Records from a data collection
◆ ◆ ◆ ◆

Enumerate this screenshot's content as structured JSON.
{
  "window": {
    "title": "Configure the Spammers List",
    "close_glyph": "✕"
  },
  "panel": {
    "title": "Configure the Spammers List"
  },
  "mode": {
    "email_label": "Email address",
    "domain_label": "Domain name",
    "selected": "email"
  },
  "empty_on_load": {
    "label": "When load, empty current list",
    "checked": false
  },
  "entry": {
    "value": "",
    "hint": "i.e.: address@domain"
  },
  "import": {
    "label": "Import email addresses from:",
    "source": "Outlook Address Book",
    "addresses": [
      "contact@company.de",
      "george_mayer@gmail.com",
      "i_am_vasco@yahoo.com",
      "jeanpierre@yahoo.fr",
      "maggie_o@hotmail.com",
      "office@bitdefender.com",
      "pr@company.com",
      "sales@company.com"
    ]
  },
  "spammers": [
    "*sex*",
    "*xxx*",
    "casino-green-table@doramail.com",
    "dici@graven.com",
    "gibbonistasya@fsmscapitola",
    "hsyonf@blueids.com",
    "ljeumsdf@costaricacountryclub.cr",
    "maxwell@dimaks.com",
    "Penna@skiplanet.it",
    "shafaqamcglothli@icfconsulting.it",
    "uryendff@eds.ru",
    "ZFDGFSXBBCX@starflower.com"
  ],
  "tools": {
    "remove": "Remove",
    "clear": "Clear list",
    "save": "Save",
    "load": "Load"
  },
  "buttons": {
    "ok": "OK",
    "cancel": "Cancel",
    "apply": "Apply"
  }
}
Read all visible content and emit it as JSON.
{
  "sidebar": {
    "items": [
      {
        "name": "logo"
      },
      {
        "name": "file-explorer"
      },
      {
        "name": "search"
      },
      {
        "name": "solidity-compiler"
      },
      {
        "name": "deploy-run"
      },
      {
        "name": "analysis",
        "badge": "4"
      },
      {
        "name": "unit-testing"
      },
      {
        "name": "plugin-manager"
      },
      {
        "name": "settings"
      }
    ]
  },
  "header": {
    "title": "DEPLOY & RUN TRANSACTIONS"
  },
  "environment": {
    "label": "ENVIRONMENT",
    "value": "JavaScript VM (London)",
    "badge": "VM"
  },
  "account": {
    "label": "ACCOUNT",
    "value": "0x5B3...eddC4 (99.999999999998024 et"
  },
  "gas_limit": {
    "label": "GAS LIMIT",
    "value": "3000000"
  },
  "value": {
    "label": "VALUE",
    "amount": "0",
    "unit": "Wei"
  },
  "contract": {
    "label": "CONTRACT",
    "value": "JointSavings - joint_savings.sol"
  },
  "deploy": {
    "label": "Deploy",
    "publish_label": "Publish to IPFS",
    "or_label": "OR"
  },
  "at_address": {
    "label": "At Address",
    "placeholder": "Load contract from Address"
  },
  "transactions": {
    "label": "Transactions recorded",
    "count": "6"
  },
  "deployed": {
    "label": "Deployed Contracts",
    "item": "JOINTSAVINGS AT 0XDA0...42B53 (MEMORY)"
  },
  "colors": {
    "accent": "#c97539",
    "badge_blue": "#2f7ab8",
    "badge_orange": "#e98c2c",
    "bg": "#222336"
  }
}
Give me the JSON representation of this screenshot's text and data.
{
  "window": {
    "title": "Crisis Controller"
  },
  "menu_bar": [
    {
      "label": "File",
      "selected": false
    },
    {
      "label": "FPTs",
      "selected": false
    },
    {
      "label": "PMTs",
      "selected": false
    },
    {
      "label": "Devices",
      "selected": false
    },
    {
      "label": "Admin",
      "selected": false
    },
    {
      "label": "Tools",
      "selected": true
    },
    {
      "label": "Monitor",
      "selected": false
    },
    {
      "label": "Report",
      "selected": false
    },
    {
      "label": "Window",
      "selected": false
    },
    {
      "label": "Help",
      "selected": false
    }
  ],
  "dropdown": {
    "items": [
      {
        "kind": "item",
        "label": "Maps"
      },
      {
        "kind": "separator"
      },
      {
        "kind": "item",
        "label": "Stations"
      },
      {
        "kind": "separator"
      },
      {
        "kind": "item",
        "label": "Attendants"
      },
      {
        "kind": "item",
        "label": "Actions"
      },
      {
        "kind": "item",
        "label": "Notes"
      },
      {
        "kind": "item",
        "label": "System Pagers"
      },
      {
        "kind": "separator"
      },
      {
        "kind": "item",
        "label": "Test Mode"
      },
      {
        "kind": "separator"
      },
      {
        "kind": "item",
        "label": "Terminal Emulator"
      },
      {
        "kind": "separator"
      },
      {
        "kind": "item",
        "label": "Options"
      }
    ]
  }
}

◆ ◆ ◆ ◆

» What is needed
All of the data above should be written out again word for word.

» Expected output
Enumerate this screenshot's content as structured JSON.
{
  "window": {
    "title": "Configure the Spammers List",
    "close_glyph": "✕"
  },
  "panel": {
    "title": "Configure the Spammers List"
  },
  "mode": {
    "email_label": "Email address",
    "domain_label": "Domain name",
    "selected": "email"
  },
  "empty_on_load": {
    "label": "When load, empty current list",
    "checked": false
  },
  "entry": {
    "value": "",
    "hint": "i.e.: address@domain"
  },
  "import": {
    "label": "Import email addresses from:",
    "source": "Outlook Address Book",
    "addresses": [
      "contact@company.de",
      "george_mayer@gmail.com",
      "i_am_vasco@yahoo.com",
      "jeanpierre@yahoo.fr",
      "maggie_o@hotmail.com",
      "office@bitdefender.com",
      "pr@company.com",
      "sales@company.com"
    ]
  },
  "spammers": [
    "*sex*",
    "*xxx*",
    "casino-green-table@doramail.com",
    "dici@graven.com",
    "gibbonistasya@fsmscapitola",
    "hsyonf@blueids.com",
    "ljeumsdf@costaricacountryclub.cr",
    "maxwell@dimaks.com",
    "Penna@skiplanet.it",
    "shafaqamcglothli@icfconsulting.it",
    "uryendff@eds.ru",
    "ZFDGFSXBBCX@starflower.com"
  ],
  "tools": {
    "remove": "Remove",
    "clear": "Clear list",
    "save": "Save",
    "load": "Load"
  },
  "buttons": {
    "ok": "OK",
    "cancel": "Cancel",
    "apply": "Apply"
  }
}
Read all visible content and emit it as JSON.
{
  "sidebar": {
    "items": [
      {
        "name": "logo"
      },
      {
        "name": "file-explorer"
      },
      {
        "name": "search"
      },
      {
        "name": "solidity-compiler"
      },
      {
        "name": "deploy-run"
      },
      {
        "name": "analysis",
        "badge": "4"
      },
      {
        "name": "unit-testing"
      },
      {
        "name": "plugin-manager"
      },
      {
        "name": "settings"
      }
    ]
  },
  "header": {
    "title": "DEPLOY & RUN TRANSACTIONS"
  },
  "environment": {
    "label": "ENVIRONMENT",
    "value": "JavaScript VM (London)",
    "badge": "VM"
  },
  "account": {
    "label": "ACCOUNT",
    "value": "0x5B3...eddC4 (99.999999999998024 et"
  },
  "gas_limit": {
    "label": "GAS LIMIT",
    "value": "3000000"
  },
  "value": {
    "label": "VALUE",
    "amount": "0",
    "unit": "Wei"
  },
  "contract": {
    "label": "CONTRACT",
    "value": "JointSavings - joint_savings.sol"
  },
  "deploy": {
    "label": "Deploy",
    "publish_label": "Publish to IPFS",
    "or_label": "OR"
  },
  "at_address": {
    "label": "At Address",
    "placeholder": "Load contract from Address"
  },
  "transactions": {
    "label": "Transactions recorded",
    "count": "6"
  },
  "deployed": {
    "label": "Deployed Contracts",
    "item": "JOINTSAVINGS AT 0XDA0...42B53 (MEMORY)"
  },
  "colors": {
    "accent": "#c97539",
    "badge_blue": "#2f7ab8",
    "badge_orange": "#e98c2c",
    "bg": "#222336"
  }
}
Give me the JSON representation of this screenshot's text and data.
{
  "window": {
    "title": "Crisis Controller"
  },
  "menu_bar": [
    {
      "label": "File",
      "selected": false
    },
    {
      "label": "FPTs",
      "selected": false
    },
    {
      "label": "PMTs",
      "selected": false
    },
    {
      "label": "Devices",
      "selected": false
    },
    {
      "label": "Admin",
      "selected": false
    },
    {
      "label": "Tools",
      "selected": true
    },
    {
      "label": "Monitor",
      "selected": false
    },
    {
      "label": "Report",
      "selected": false
    },
    {
      "label": "Window",
      "selected": false
    },
    {
      "label": "Help",
      "selected": false
    }
  ],
  "dropdown": {
    "items": [
      {
        "kind": "item",
        "label": "Maps"
      },
      {
        "kind": "separator"
      },
      {
        "kind": "item",
        "label": "Stations"
      },
      {
        "kind": "separator"
      },
      {
        "kind": "item",
        "label": "Attendants"
      },
      {
        "kind": "item",
        "label": "Actions"
      },
      {
        "kind": "item",
        "label": "Notes"
      },
      {
        "kind": "item",
        "label": "System Pagers"
      },
      {
        "kind": "separator"
      },
      {
        "kind": "item",
        "label": "Test Mode"
      },
      {
        "kind": "separator"
      },
      {
        "kind": "item",
        "label": "Terminal Emulator"
      },
      {
        "kind": "separator"
      },
      {
        "kind": "item",
        "label": "Options"
      }
    ]
  }
}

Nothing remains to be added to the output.